TO SAVE THE WOUNDED. [Newspaper Article] — Berwick Shire News and Pakenham and Cranbourne Gazette — 22 July 1914

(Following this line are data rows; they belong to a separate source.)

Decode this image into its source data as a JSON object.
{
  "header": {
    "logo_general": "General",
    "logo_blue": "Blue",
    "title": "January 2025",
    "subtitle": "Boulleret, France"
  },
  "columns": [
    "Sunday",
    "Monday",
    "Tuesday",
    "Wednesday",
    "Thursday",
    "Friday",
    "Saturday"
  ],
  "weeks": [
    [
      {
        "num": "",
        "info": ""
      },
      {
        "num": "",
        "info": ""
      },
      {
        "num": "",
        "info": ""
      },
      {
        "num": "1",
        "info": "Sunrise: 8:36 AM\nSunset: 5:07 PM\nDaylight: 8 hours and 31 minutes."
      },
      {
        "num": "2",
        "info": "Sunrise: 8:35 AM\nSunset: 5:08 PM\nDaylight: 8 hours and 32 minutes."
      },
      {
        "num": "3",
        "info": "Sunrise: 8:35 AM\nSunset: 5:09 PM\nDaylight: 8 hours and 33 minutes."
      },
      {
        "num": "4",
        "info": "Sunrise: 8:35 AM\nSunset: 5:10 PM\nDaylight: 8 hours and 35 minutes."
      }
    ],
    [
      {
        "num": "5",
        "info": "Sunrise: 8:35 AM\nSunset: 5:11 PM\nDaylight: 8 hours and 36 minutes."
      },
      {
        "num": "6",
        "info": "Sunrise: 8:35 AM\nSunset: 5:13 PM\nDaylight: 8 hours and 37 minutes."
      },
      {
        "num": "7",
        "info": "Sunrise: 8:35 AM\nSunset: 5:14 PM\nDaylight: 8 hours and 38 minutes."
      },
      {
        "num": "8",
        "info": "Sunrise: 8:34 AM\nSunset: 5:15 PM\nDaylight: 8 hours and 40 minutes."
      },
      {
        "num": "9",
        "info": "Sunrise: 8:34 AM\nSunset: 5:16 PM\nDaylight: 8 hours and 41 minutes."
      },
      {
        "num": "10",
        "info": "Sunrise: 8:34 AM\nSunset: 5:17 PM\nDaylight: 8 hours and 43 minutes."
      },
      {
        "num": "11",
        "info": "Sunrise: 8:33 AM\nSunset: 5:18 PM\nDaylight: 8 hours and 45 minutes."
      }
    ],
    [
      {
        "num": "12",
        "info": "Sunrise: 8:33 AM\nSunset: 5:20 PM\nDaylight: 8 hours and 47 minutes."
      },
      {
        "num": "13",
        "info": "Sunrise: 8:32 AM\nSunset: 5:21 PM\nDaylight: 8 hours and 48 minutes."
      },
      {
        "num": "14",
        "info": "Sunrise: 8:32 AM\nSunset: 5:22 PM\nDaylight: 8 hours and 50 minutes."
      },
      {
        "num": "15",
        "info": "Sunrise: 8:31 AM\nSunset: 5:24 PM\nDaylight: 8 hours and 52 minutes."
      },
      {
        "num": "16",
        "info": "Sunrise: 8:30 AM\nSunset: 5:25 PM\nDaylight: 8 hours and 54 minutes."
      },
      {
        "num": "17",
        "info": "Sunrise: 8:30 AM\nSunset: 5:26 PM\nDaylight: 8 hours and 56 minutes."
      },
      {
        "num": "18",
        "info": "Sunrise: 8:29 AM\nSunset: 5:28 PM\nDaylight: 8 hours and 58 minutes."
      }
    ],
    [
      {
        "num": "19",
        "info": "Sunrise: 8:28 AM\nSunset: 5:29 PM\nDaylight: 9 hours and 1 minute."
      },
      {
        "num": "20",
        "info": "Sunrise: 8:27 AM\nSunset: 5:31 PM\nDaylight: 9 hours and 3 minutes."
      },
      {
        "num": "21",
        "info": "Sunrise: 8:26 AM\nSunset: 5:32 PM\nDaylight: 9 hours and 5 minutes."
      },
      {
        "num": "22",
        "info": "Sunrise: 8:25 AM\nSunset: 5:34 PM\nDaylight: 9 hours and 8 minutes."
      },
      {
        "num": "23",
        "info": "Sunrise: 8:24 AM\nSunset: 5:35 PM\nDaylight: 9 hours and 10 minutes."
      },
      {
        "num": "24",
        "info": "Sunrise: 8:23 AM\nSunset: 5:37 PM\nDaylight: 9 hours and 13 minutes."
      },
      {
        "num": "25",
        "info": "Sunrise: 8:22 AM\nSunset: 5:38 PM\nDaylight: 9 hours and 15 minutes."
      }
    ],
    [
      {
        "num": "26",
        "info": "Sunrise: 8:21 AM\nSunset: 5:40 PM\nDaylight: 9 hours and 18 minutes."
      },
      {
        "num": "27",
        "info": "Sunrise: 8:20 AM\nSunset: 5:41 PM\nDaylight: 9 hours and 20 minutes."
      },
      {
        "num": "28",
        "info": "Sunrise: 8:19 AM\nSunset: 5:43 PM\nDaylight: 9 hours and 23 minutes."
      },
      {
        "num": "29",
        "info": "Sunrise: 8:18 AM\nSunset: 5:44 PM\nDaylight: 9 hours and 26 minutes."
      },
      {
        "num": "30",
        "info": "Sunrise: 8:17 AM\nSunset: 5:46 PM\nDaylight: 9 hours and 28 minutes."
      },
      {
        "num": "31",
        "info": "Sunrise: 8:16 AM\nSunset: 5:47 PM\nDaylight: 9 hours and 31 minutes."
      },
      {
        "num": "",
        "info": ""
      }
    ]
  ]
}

TO SAVE THE WOUNDED. On that fatal day. February 27th, 1881, Majubtha Hill was the scene of a marvellotus exhibition of valour, and an escape from death which was truly providential. While Cor poral .Joseph Farmer. of the Artmy Hospital Corps, was attending to the fallen: amid a hail of bullets, the doctor and onc of the essist ants were struck down at the samne moment. lThinking it wans the re sult of an occident, he seized a tan rnage and waved it in the air, in the hope that the Doers would see it and respect the woundcil. He was bitterly nistaken, how ever. The deluge of lead became more and more fierce. ? hlet shattered his wrist, ano his right arm dlropped helpless to his sidle. "Never mind, I have anothlter," said the brave fellow, ais he pickedl up the bandage with is left handl andl Swaved it aloft. An inst.ant later, this arm, too, ,was sh:lttered. But, undismayel, he cotitinuel signoil lng with his ntained nrm:i ;Ls best he could, nmiraclIously escaping a, hundred deaths,...